Boeing had temporarily halted test flights of its new 737 MAX aircraft due to possible issues with the engine.
The stoppage comes only days ahead of the US plane maker's first scheduled delivery of the aircraft to a customer.
However, Boeing said it was going ahead with plans to begin MAX deliveries this month, adding that production of the jets would continue.
American Airlines, Southwest, and China's Shandong Airlines were among those that had placed orders.
Earlier this year India's SpiceJet placed an order for 205 new planes from Boeing, in a deal valued around $22 billion.
Under the deal the first of the Max 737 planes would be delivered to SpiceJet in 2018.
The MAX fleet was designed to be a more fuel-efficient version and replaced Boeing's previous 737 model which had been a best-seller for the aerospace giant.
Boeing said it was notified last week of a potential issue involving turbine engine discs manufactured by a supplier to CFM International, a GE and France-based Safran joint venture, which makes engines for the 737 Max fleet.
According to Boeing, it had not experienced any problems with the discs during over 2,000 hours of testing.

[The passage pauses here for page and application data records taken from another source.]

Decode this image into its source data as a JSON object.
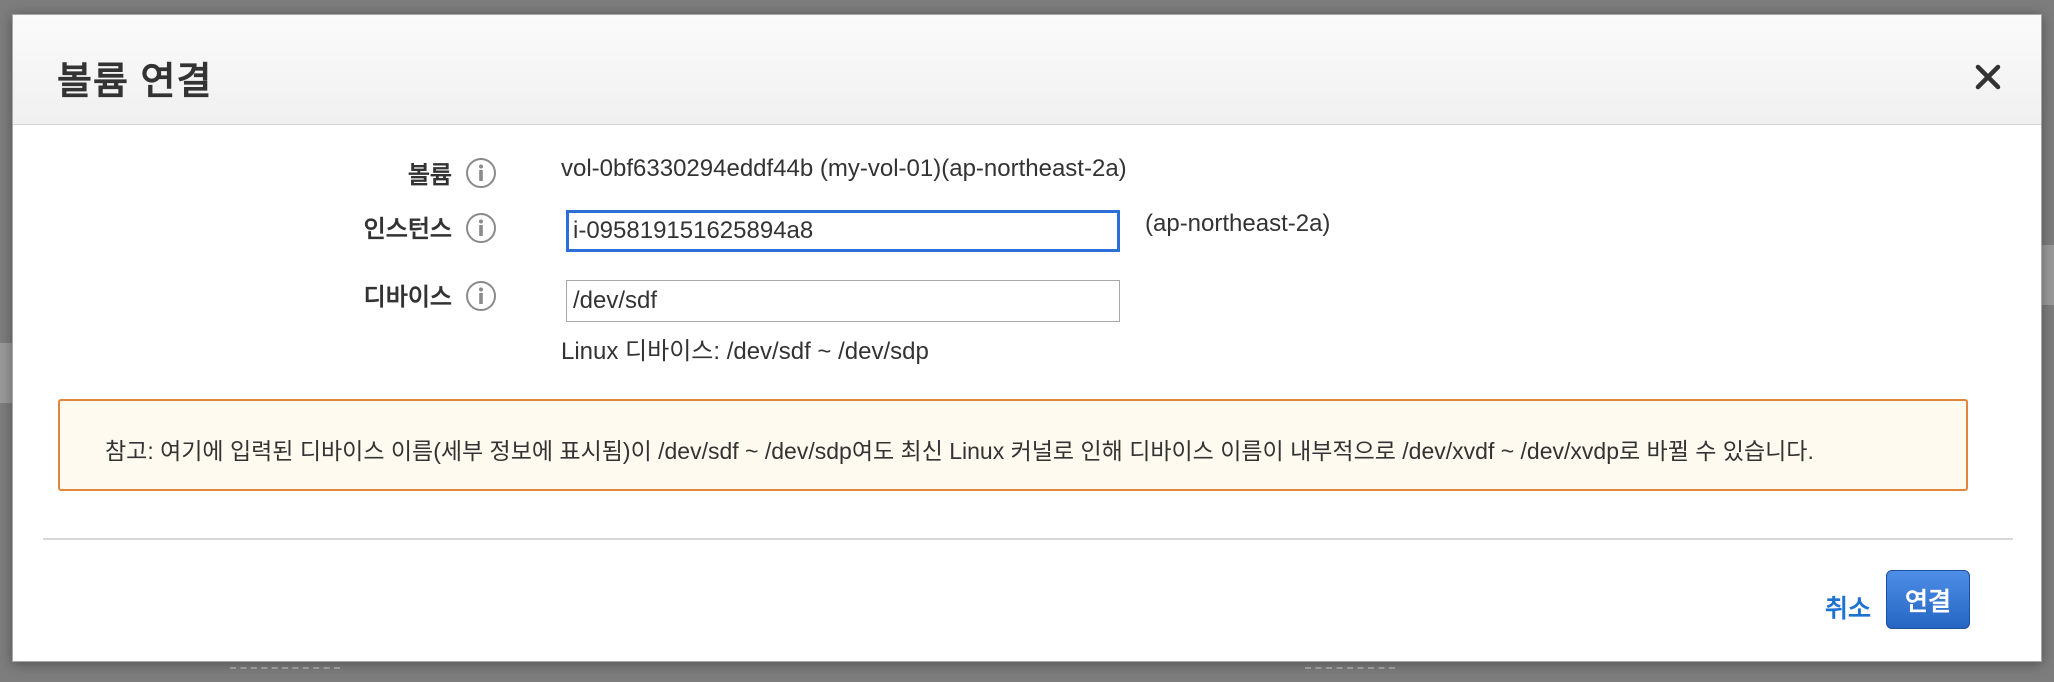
{
  "modal": {
    "title": "볼륨 연결",
    "close_label": "×"
  },
  "fields": {
    "volume": {
      "label": "볼륨",
      "value": "vol-0bf6330294eddf44b (my-vol-01)(ap-northeast-2a)"
    },
    "instance": {
      "label": "인스턴스",
      "value": "i-095819151625894a8",
      "zone": "(ap-northeast-2a)"
    },
    "device": {
      "label": "디바이스",
      "value": "/dev/sdf",
      "hint": "Linux 디바이스: /dev/sdf ~ /dev/sdp"
    }
  },
  "note": {
    "text": "참고: 여기에 입력된 디바이스 이름(세부 정보에 표시됨)이 /dev/sdf ~ /dev/sdp여도 최신 Linux 커널로 인해 디바이스 이름이 내부적으로 /dev/xvdf ~ /dev/xvdp로 바뀔 수 있습니다."
  },
  "footer": {
    "cancel_label": "취소",
    "attach_label": "연결"
  },
  "colors": {
    "accent": "#2566c4",
    "link": "#1f73d0",
    "note_border": "#e1873b",
    "note_bg": "#fffaef",
    "focus": "#2c6fd6"
  }
}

Boeing shares were down 1.3 per cent to $183.15 in afternoon trading on the New York Stock Exchange, while GE shares were down 0.9 per cent at $28.67.
The 737 MAX will replace the earlier version of Boeing's best-selling single-aisle aircraft, the 737, which had been a moneyspinner for the aerospace company.
The 737 MAX 8, the first version of the plane to be built, seats 162 passengers and carries a list price of $110 million but airlines typically receive steep discounts.
Delayed deliveries are likely to cause a build up in Boeing's inventory, "as planes essentially sit waiting for engines," analyst Rob Stallard of Vertical Research Partners told Bloomberg.